from danger room: It’ll fry pace makers, destroy iPhones, and turn laptops into useless paperweights. It’s the scariest thing most people outside the Washington Beltway have never heard of: electromagnetic pulse weapons. And you can learn all about it starting today at the EMPACT conference in Niagara Falls, New York.
Electromagnetic pulse, or EMP, is a burst of electromagnetic radiation that fries electronics, from satellites to toaster ovens. The effects of a nuclear EMP were first observed after the 1962 Starfish Prime nuclear test, which knocked out satellites and electronics. EMP weapons are specifically designed to maximize this electronics-killing effect, which can be done by detonating a high-altitude nuclear explosion. Though the effect is most commonly associated with a nuclear blast, the U.S. military, among others, has been looking at conventional weapons that harness the EMP effect. Those who worry about these weapons say that a single EMP attack could shut down the continental United States, creating mass havoc caused by the breakdown in infrastructure.
As the conference description notes: “Two Congressional Commissions, the EMP Commission and the Strategic Posture Commission, have warned that terrorists, rogue states, China and Russia could, using a single crude nuclear weapon delivered by a primitive missile, inflict an EMP attack that would cause the collapse of critical civilian infrastructures–such as infrastructures for electric power, telecommunications, transportation, banking and finance, food and water–across the entire continental United States, that are vital alike for the sustenance of our modern society and the survival of its citizens.”
Concerns about EMP weapons have long attracted a devoted band of doomsdayers, including Roscoe Bartlett, the Republican congressman from Maryland, and former representative Curt Weldon, who has warned of plasma attack weapons (a non-nuclear EMP). Both are speakers at the EMPACT conference.

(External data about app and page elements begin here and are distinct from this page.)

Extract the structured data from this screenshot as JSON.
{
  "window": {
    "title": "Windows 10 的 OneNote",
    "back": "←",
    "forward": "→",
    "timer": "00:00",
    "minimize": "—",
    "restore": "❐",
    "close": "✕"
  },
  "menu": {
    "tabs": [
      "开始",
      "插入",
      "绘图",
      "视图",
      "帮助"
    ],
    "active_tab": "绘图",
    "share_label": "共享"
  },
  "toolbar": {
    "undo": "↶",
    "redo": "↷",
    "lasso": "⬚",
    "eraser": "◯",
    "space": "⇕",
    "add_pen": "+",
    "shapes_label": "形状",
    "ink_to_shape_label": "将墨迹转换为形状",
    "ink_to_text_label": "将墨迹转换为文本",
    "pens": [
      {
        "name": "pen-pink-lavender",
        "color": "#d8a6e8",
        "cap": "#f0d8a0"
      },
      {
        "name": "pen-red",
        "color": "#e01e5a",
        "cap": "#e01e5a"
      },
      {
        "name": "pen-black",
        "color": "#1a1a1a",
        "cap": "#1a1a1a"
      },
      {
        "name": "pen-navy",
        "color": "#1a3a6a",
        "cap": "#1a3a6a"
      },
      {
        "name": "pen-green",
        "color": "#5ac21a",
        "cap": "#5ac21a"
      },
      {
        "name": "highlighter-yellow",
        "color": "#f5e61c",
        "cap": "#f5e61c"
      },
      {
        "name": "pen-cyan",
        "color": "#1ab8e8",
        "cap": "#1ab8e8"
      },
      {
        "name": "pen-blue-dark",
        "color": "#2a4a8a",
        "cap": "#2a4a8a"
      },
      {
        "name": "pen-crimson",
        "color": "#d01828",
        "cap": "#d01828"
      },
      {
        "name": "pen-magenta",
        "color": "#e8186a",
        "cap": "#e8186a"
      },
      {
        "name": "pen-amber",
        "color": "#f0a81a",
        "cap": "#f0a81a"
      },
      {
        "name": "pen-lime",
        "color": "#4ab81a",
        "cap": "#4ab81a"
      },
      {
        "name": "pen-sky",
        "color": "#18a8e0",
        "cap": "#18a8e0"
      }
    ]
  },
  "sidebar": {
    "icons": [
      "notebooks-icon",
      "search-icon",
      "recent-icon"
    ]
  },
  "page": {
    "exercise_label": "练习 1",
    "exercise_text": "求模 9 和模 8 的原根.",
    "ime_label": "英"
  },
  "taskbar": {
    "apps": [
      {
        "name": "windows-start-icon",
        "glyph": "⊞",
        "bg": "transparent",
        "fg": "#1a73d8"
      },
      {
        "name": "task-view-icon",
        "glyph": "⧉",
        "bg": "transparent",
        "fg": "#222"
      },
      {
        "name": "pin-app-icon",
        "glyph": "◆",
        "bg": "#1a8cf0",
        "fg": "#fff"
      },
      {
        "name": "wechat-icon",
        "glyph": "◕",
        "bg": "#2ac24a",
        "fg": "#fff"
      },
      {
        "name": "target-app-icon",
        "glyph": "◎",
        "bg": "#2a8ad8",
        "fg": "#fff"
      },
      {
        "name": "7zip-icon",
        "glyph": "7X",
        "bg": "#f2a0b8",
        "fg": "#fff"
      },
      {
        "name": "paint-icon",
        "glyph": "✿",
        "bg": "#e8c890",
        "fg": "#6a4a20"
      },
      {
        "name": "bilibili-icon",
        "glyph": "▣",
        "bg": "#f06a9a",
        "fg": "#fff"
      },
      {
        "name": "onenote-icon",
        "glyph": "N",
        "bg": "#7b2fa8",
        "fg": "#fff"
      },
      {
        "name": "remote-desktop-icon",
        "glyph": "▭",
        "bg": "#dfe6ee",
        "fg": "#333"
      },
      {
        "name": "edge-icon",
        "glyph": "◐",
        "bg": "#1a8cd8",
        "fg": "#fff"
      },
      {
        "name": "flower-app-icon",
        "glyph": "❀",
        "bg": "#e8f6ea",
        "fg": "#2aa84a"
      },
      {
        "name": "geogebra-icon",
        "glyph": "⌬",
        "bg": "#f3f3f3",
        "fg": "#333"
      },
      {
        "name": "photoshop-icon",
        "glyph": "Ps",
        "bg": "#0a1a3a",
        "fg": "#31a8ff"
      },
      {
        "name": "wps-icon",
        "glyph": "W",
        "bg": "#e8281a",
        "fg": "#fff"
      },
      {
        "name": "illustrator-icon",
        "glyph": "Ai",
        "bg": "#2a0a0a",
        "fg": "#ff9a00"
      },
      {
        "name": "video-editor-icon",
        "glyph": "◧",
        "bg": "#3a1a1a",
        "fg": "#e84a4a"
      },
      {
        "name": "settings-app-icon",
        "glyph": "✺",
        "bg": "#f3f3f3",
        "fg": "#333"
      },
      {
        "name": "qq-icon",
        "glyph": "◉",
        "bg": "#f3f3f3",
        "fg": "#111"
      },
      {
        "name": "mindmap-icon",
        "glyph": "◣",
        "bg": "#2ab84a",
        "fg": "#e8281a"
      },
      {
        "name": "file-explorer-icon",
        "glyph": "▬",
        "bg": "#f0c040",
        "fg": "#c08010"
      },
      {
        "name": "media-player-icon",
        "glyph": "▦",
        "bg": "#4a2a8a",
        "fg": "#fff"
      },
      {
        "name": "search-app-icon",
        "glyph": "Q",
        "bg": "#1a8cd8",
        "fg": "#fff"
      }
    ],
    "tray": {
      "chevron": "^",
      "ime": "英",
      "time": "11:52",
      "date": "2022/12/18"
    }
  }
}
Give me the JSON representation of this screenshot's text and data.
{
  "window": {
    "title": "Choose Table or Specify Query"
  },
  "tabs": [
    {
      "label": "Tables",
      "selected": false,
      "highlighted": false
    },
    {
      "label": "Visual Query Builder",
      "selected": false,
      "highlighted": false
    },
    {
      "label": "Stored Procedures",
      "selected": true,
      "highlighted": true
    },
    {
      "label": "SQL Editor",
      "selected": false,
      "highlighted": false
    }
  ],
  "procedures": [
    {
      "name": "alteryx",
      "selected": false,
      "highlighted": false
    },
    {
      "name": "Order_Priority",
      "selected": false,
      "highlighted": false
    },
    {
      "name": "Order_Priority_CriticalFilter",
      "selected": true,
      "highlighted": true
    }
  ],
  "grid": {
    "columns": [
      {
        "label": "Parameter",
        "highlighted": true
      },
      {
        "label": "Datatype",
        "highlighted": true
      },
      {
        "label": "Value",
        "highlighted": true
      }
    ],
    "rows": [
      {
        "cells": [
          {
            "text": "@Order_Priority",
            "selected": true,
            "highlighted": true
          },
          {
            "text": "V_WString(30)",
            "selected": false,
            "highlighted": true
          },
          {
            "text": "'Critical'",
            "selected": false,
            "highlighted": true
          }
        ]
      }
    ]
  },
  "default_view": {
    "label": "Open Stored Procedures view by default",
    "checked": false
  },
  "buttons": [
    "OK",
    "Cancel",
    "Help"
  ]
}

Though well known and a source of lively debate among policy wonks and nuclear weapons scientists for decades, the threat of EMP weapons haven’t made much headway into popular culture (and a number of scientists dispute the danger of such weapons). The organizers of the conference, EMPACT America Inc. are trying to change the popular perception of EMP with the conference, as well as with Armageddon-esque videos like this:
As an interesting aside, the conspiracy-plagued High Frequency Active Auroral Research Program, or HAARP, the radar array in Alaska, has been proposed as a facility that could be used to research ways to “scrub” the upper atmosphere, mitigating the effects of EMP.